Blog traffic had stagnated. For almost a year, the dial didn’t move. One month’s page views were the same as the last month’s. Danger & Play had become a swamp, stagnant and stinky.
Blog traffic has tripled over the past three months. We are just over one week into March and yet March has received more traffic than the entire month of November.
Here’s how we made that happen.
1. Danger & Play has a professional design.
Design has made a huge difference. That may be obvious to some of you but my brain is basically retarded when it comes to right-brained activities. I’m a “reads books guy.” Design isn’t my thing.
To get a huge increase in traffic, design had to become my thing. I made the conscious decision that “Design isn’t my thing,” was a limiting belief that had to go.

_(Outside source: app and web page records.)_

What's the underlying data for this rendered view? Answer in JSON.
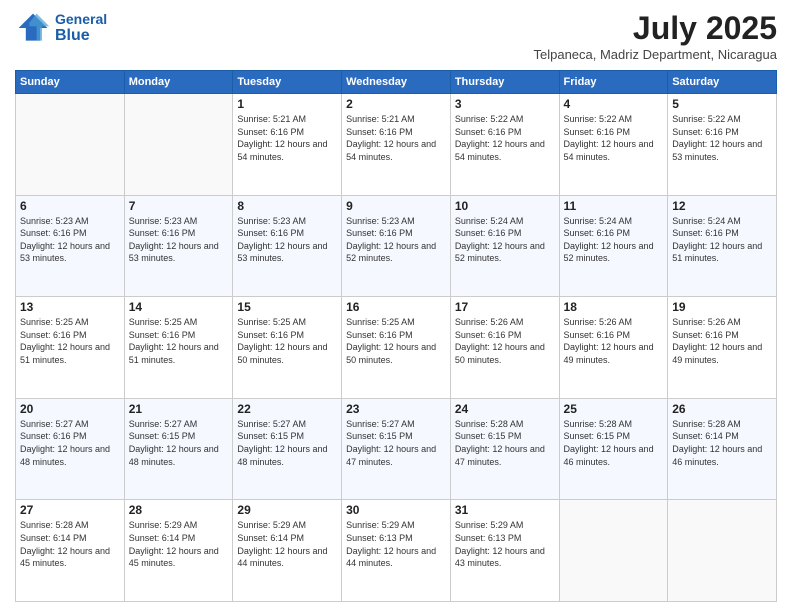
{
  "header": {
    "logo_general": "General",
    "logo_blue": "Blue",
    "month_title": "July 2025",
    "location": "Telpaneca, Madriz Department, Nicaragua"
  },
  "weekdays": [
    "Sunday",
    "Monday",
    "Tuesday",
    "Wednesday",
    "Thursday",
    "Friday",
    "Saturday"
  ],
  "weeks": [
    [
      {
        "day": "",
        "sunrise": "",
        "sunset": "",
        "daylight": ""
      },
      {
        "day": "",
        "sunrise": "",
        "sunset": "",
        "daylight": ""
      },
      {
        "day": "1",
        "sunrise": "Sunrise: 5:21 AM",
        "sunset": "Sunset: 6:16 PM",
        "daylight": "Daylight: 12 hours and 54 minutes."
      },
      {
        "day": "2",
        "sunrise": "Sunrise: 5:21 AM",
        "sunset": "Sunset: 6:16 PM",
        "daylight": "Daylight: 12 hours and 54 minutes."
      },
      {
        "day": "3",
        "sunrise": "Sunrise: 5:22 AM",
        "sunset": "Sunset: 6:16 PM",
        "daylight": "Daylight: 12 hours and 54 minutes."
      },
      {
        "day": "4",
        "sunrise": "Sunrise: 5:22 AM",
        "sunset": "Sunset: 6:16 PM",
        "daylight": "Daylight: 12 hours and 54 minutes."
      },
      {
        "day": "5",
        "sunrise": "Sunrise: 5:22 AM",
        "sunset": "Sunset: 6:16 PM",
        "daylight": "Daylight: 12 hours and 53 minutes."
      }
    ],
    [
      {
        "day": "6",
        "sunrise": "Sunrise: 5:23 AM",
        "sunset": "Sunset: 6:16 PM",
        "daylight": "Daylight: 12 hours and 53 minutes."
      },
      {
        "day": "7",
        "sunrise": "Sunrise: 5:23 AM",
        "sunset": "Sunset: 6:16 PM",
        "daylight": "Daylight: 12 hours and 53 minutes."
      },
      {
        "day": "8",
        "sunrise": "Sunrise: 5:23 AM",
        "sunset": "Sunset: 6:16 PM",
        "daylight": "Daylight: 12 hours and 53 minutes."
      },
      {
        "day": "9",
        "sunrise": "Sunrise: 5:23 AM",
        "sunset": "Sunset: 6:16 PM",
        "daylight": "Daylight: 12 hours and 52 minutes."
      },
      {
        "day": "10",
        "sunrise": "Sunrise: 5:24 AM",
        "sunset": "Sunset: 6:16 PM",
        "daylight": "Daylight: 12 hours and 52 minutes."
      },
      {
        "day": "11",
        "sunrise": "Sunrise: 5:24 AM",
        "sunset": "Sunset: 6:16 PM",
        "daylight": "Daylight: 12 hours and 52 minutes."
      },
      {
        "day": "12",
        "sunrise": "Sunrise: 5:24 AM",
        "sunset": "Sunset: 6:16 PM",
        "daylight": "Daylight: 12 hours and 51 minutes."
      }
    ],
    [
      {
        "day": "13",
        "sunrise": "Sunrise: 5:25 AM",
        "sunset": "Sunset: 6:16 PM",
        "daylight": "Daylight: 12 hours and 51 minutes."
      },
      {
        "day": "14",
        "sunrise": "Sunrise: 5:25 AM",
        "sunset": "Sunset: 6:16 PM",
        "daylight": "Daylight: 12 hours and 51 minutes."
      },
      {
        "day": "15",
        "sunrise": "Sunrise: 5:25 AM",
        "sunset": "Sunset: 6:16 PM",
        "daylight": "Daylight: 12 hours and 50 minutes."
      },
      {
        "day": "16",
        "sunrise": "Sunrise: 5:25 AM",
        "sunset": "Sunset: 6:16 PM",
        "daylight": "Daylight: 12 hours and 50 minutes."
      },
      {
        "day": "17",
        "sunrise": "Sunrise: 5:26 AM",
        "sunset": "Sunset: 6:16 PM",
        "daylight": "Daylight: 12 hours and 50 minutes."
      },
      {
        "day": "18",
        "sunrise": "Sunrise: 5:26 AM",
        "sunset": "Sunset: 6:16 PM",
        "daylight": "Daylight: 12 hours and 49 minutes."
      },
      {
        "day": "19",
        "sunrise": "Sunrise: 5:26 AM",
        "sunset": "Sunset: 6:16 PM",
        "daylight": "Daylight: 12 hours and 49 minutes."
      }
    ],
    [
      {
        "day": "20",
        "sunrise": "Sunrise: 5:27 AM",
        "sunset": "Sunset: 6:16 PM",
        "daylight": "Daylight: 12 hours and 48 minutes."
      },
      {
        "day": "21",
        "sunrise": "Sunrise: 5:27 AM",
        "sunset": "Sunset: 6:15 PM",
        "daylight": "Daylight: 12 hours and 48 minutes."
      },
      {
        "day": "22",
        "sunrise": "Sunrise: 5:27 AM",
        "sunset": "Sunset: 6:15 PM",
        "daylight": "Daylight: 12 hours and 48 minutes."
      },
      {
        "day": "23",
        "sunrise": "Sunrise: 5:27 AM",
        "sunset": "Sunset: 6:15 PM",
        "daylight": "Daylight: 12 hours and 47 minutes."
      },
      {
        "day": "24",
        "sunrise": "Sunrise: 5:28 AM",
        "sunset": "Sunset: 6:15 PM",
        "daylight": "Daylight: 12 hours and 47 minutes."
      },
      {
        "day": "25",
        "sunrise": "Sunrise: 5:28 AM",
        "sunset": "Sunset: 6:15 PM",
        "daylight": "Daylight: 12 hours and 46 minutes."
      },
      {
        "day": "26",
        "sunrise": "Sunrise: 5:28 AM",
        "sunset": "Sunset: 6:14 PM",
        "daylight": "Daylight: 12 hours and 46 minutes."
      }
    ],
    [
      {
        "day": "27",
        "sunrise": "Sunrise: 5:28 AM",
        "sunset": "Sunset: 6:14 PM",
        "daylight": "Daylight: 12 hours and 45 minutes."
      },
      {
        "day": "28",
        "sunrise": "Sunrise: 5:29 AM",
        "sunset": "Sunset: 6:14 PM",
        "daylight": "Daylight: 12 hours and 45 minutes."
      },
      {
        "day": "29",
        "sunrise": "Sunrise: 5:29 AM",
        "sunset": "Sunset: 6:14 PM",
        "daylight": "Daylight: 12 hours and 44 minutes."
      },
      {
        "day": "30",
        "sunrise": "Sunrise: 5:29 AM",
        "sunset": "Sunset: 6:13 PM",
        "daylight": "Daylight: 12 hours and 44 minutes."
      },
      {
        "day": "31",
        "sunrise": "Sunrise: 5:29 AM",
        "sunset": "Sunset: 6:13 PM",
        "daylight": "Daylight: 12 hours and 43 minutes."
      },
      {
        "day": "",
        "sunrise": "",
        "sunset": "",
        "daylight": ""
      },
      {
        "day": "",
        "sunrise": "",
        "sunset": "",
        "daylight": ""
      }
    ]
  ]
}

Now I’m actually pretty good at using the Genesis framework and can set up a good looking blog from scratch. Fit Juice looks pretty sharp, doesn’t it?

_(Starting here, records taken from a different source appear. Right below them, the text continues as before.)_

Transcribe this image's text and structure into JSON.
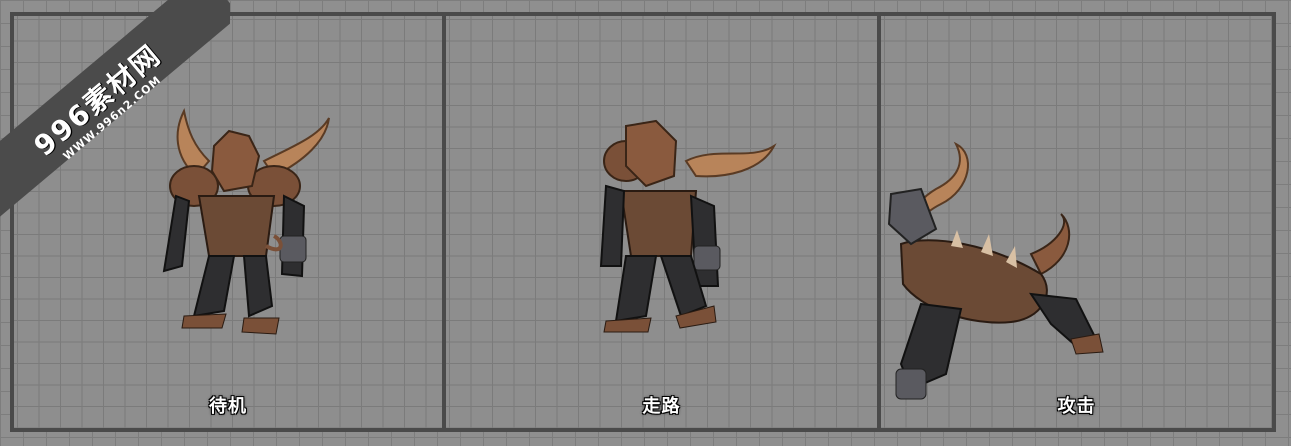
{
  "panels": [
    {
      "id": "idle",
      "label": "待机"
    },
    {
      "id": "walk",
      "label": "走路"
    },
    {
      "id": "attack",
      "label": "攻击"
    }
  ],
  "watermark": {
    "main": "996素材网",
    "url": "WWW.996n2.COM"
  },
  "colors": {
    "grid_bg": "#8e8e8e",
    "grid_line": "#7b7b7b",
    "panel_border": "#4a4a4a",
    "horn": "#b8845a",
    "armor": "#6b4a35",
    "skin": "#2e2e30"
  },
  "icons": [
    "horned-demon-idle",
    "horned-demon-walk",
    "horned-demon-attack"
  ]
}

With my current design, a reader who comes to the Danger & Play home page sees over 20 different posts with descriptive thumb nails.
The beauty of good design is that it draws in the type of people you want to draw in and spews out the normal men. A new reader either says, “Wow!” or “Douchebag!” No one has to guess what your site is about.
A first-time visitor to Danger & Play sees a wide variety of posts and knows right away that this is a mens’ interest site where we talk about high testosterone activities and don’t screw around with political correctness or other beta male nonsense. This is the testosterone zone. If the reader is not drawn in, D&P simply isn’t for him.
I cannot take sole (or even primary) credit for this. Victor helped me out. Victor will actually build your blog for you for free. Check out http://boldanddetermined.net for details.
2. You can easily find my 350+ posts.
Whenever guys used to say I needed to update the site more, I asked if they had read the old posts. Too bad it was basically impossible to find my old posts.
There are over three years of posts. A friend of mine accused me (in a friendly manner) of copying a recent post of his. My post had been written in 2012. He just hadn’t realized it.
Now you can easily search the site with the Search box (on the right corner of the page). There are also some handy archive drop-down menus on the right sidebar. Check the archives out by month or category.
When you scroll down the page, you can see the “Top Posts and Pages.” This list changes daily and introduces new readers to prior content.
When you scroll to the bottom of the front page, you can click on Next Page to dig deep into the archives.
I had an entirely listing of every post. That is down for the meantime as it led to a coding error that made D&P default to the mobile version of the site for many of you.
Someone asked me on Twitter if I stand behind what I wrote three years ago. The answer is yes and no.
I think and write quickly and am impatient as hell. Because of this, I’d often publish posts without making any editorial revisions. Write, boom, move on.
A lot of my content is great, but it was written in too raw of a manner. The ideas were unpolished. It was sloppy and ranty. Too many f-bombs.
I told myself that no post would be published until it had undergone 10 revisions. That was the new standard every post would be held to.
Do you know what happens you when your raise your standards? Magic happens. (Hate all you want, haters, but the law of attraction is real.)
At first you formulaically do any old thing to meet those standards. I’d make one tiny edit here and there just to hit the arbiratry 10 number.
Once you get used to editing a file 10 times, you’ve formed a new habit. Suddenly you’re not even looking at how many revisions they have undergone. Ten times becomes 20 times and you become obsessive about keeping your standards high. Tiny errors that I would have overlooked now grate on me.
It’s not unusual for a post to undergo 40 edits or more before my posts are published. (This post is currently at 48 revisions and will no doubt be edited again over the next several hours.) Consequently, each post is more well thought out and the writing is more polished. There are fewer typos.
I have a few more tips.
I have a few more tricks up my sleeve (plus there are some changes that I need to make before I’m happy with how D&P looks), but those three have made the biggest difference.
What are your tips? Post a comment or send an email.